_DIRECTIONS_
The word "adjust" occurs in some lines of the listing. Copy those lines.

↓↓↓

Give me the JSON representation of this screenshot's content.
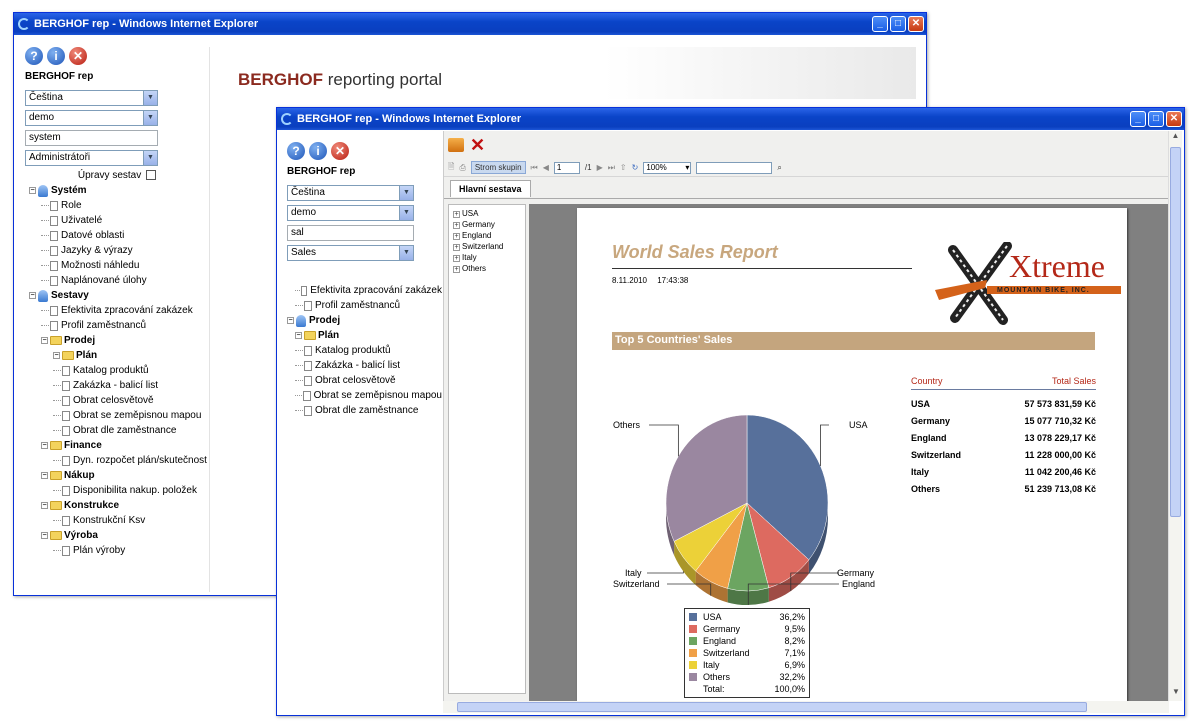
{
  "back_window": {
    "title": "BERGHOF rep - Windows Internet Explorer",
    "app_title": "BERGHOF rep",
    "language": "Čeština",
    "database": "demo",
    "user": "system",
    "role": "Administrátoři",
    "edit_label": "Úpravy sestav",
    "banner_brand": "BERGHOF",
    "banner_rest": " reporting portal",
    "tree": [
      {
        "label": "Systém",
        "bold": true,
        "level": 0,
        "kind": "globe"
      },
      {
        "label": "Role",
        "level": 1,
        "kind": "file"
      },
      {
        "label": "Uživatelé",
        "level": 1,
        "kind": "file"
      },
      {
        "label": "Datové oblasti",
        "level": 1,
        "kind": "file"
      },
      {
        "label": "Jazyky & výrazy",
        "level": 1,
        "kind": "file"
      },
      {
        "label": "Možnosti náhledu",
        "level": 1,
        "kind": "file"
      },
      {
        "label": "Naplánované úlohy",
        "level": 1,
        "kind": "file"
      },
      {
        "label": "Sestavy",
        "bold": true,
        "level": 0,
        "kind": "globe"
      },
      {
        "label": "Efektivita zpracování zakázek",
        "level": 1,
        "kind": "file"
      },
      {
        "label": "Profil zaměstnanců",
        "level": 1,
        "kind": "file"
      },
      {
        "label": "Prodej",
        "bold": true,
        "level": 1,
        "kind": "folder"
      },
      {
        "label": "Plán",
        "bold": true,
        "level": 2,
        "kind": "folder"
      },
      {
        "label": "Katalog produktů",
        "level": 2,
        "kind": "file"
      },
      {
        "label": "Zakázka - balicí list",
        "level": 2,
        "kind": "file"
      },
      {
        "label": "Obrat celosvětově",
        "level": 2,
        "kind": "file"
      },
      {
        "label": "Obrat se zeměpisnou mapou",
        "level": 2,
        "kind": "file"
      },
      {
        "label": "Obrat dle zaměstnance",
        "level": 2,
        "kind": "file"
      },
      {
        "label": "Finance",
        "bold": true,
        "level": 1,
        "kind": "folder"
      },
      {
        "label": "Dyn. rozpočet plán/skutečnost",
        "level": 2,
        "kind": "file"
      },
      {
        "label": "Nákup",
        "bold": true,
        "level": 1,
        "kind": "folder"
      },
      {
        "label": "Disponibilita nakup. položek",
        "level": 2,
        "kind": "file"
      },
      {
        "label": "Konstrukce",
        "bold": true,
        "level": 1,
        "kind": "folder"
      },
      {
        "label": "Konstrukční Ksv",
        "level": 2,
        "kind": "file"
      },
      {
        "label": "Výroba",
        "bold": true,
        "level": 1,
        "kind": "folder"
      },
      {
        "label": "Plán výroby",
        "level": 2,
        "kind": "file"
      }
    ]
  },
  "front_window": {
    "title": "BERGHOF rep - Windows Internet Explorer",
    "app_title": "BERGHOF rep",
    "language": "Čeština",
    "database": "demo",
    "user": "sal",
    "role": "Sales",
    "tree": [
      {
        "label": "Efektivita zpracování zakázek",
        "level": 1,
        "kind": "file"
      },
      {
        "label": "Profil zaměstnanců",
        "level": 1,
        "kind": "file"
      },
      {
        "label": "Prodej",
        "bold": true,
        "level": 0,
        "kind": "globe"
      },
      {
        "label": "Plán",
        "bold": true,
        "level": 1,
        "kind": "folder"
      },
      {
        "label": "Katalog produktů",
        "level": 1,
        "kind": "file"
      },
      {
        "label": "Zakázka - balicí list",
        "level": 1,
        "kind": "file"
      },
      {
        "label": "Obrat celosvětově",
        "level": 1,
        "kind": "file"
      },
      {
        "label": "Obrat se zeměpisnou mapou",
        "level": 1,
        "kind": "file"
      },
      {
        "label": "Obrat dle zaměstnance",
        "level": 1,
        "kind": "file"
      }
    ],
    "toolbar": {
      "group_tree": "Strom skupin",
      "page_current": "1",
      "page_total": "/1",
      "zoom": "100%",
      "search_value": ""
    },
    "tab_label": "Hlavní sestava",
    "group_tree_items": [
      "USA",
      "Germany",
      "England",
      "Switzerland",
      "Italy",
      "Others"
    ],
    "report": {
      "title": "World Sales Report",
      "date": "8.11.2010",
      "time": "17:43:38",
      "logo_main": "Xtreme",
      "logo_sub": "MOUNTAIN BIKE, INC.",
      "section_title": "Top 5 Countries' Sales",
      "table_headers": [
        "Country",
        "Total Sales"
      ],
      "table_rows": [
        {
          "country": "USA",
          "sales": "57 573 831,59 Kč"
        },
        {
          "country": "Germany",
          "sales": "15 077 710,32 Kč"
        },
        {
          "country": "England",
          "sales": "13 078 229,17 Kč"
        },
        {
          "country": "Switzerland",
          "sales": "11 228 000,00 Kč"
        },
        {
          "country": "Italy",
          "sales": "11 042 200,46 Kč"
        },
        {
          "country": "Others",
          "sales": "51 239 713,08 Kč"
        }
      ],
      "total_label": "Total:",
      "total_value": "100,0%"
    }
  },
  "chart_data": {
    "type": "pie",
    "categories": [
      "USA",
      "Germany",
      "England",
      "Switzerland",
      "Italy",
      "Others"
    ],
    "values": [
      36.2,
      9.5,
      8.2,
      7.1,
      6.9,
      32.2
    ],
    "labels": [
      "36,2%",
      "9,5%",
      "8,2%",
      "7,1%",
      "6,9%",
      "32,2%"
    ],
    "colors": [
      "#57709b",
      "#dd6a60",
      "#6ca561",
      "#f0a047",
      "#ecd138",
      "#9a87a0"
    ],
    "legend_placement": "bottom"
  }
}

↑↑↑
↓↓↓

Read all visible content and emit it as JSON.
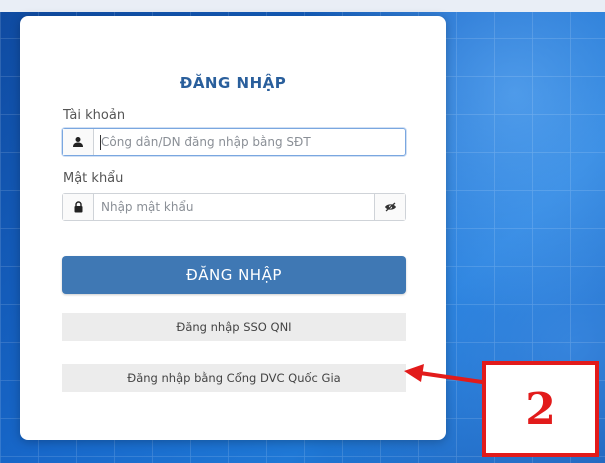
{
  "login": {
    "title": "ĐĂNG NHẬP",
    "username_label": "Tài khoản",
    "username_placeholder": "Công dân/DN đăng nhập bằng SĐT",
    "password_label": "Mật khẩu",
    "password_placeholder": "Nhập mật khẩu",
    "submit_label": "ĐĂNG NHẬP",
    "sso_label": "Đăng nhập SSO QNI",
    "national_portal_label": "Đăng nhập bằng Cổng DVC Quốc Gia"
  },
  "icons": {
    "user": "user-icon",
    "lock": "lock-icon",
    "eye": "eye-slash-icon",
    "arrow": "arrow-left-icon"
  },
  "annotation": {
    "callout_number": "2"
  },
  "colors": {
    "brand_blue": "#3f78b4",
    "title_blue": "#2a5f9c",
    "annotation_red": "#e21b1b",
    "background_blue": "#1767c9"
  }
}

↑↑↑
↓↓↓

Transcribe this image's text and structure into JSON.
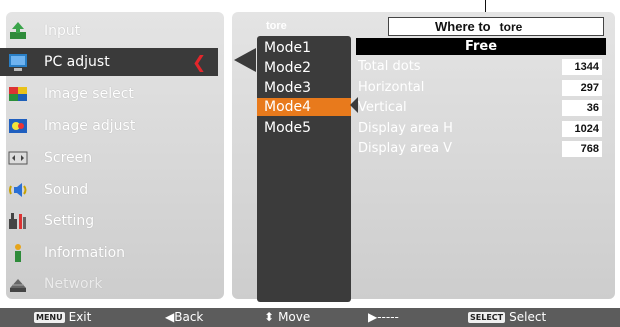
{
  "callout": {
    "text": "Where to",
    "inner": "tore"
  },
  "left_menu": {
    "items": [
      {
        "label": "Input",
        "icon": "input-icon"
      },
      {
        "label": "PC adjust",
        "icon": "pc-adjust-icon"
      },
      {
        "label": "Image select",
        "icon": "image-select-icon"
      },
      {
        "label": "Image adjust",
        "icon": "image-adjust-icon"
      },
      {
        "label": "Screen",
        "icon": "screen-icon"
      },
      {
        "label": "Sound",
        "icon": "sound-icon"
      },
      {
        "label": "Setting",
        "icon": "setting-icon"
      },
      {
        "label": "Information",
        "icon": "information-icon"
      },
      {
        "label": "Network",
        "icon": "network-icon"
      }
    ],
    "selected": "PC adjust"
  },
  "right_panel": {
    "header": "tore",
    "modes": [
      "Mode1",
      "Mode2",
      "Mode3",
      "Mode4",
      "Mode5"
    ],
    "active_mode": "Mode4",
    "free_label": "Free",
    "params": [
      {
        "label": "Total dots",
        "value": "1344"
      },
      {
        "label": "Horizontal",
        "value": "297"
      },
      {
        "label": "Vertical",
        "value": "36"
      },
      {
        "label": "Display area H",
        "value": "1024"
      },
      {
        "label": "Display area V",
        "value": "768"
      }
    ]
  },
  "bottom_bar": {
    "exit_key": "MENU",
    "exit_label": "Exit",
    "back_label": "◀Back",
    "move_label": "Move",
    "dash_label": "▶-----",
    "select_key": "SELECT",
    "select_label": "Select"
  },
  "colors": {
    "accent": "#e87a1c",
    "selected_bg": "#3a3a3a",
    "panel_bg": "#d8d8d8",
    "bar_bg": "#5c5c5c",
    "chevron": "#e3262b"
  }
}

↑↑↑

_ANSWER BOX_
        "label": "PC adjust",
        "icon": "pc-adjust-icon"
        "label": "Image adjust",
        "icon": "image-adjust-icon"
    "selected": "PC adjust"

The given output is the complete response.